• WORK REQUEST:
I would like every line of the records below that contains the word "data" copied.

• THE INPUT:

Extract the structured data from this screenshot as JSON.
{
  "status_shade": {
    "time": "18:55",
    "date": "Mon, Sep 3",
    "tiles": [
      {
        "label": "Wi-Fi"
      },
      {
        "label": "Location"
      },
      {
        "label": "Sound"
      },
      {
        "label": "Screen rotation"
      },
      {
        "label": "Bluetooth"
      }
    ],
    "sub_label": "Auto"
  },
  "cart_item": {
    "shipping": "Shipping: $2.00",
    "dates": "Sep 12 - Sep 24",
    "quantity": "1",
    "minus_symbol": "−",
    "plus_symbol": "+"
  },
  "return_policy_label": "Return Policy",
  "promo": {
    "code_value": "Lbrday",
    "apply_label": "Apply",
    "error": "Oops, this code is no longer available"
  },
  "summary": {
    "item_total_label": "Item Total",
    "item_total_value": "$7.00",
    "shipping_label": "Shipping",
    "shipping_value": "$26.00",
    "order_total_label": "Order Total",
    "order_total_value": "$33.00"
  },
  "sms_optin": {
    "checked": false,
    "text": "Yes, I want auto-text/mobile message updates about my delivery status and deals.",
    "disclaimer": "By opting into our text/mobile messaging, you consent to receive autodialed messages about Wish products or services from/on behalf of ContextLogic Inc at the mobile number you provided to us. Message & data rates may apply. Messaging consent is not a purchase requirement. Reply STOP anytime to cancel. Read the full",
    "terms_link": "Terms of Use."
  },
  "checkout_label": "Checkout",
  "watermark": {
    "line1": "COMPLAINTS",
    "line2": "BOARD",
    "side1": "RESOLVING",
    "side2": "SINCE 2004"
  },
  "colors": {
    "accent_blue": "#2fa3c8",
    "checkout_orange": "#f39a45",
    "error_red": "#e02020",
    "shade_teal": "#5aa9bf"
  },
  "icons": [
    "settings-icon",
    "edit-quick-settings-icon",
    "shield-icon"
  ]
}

• ANSWER TO THE PROBLEM:
Extract the structured data from this screenshot as JSON.
    "disclaimer": "By opting into our text/mobile messaging, you consent to receive autodialed messages about Wish products or services from/on behalf of ContextLogic Inc at the mobile number you provided to us. Message & data rates may apply. Messaging consent is not a purchase requirement. Reply STOP anytime to cancel. Read the full",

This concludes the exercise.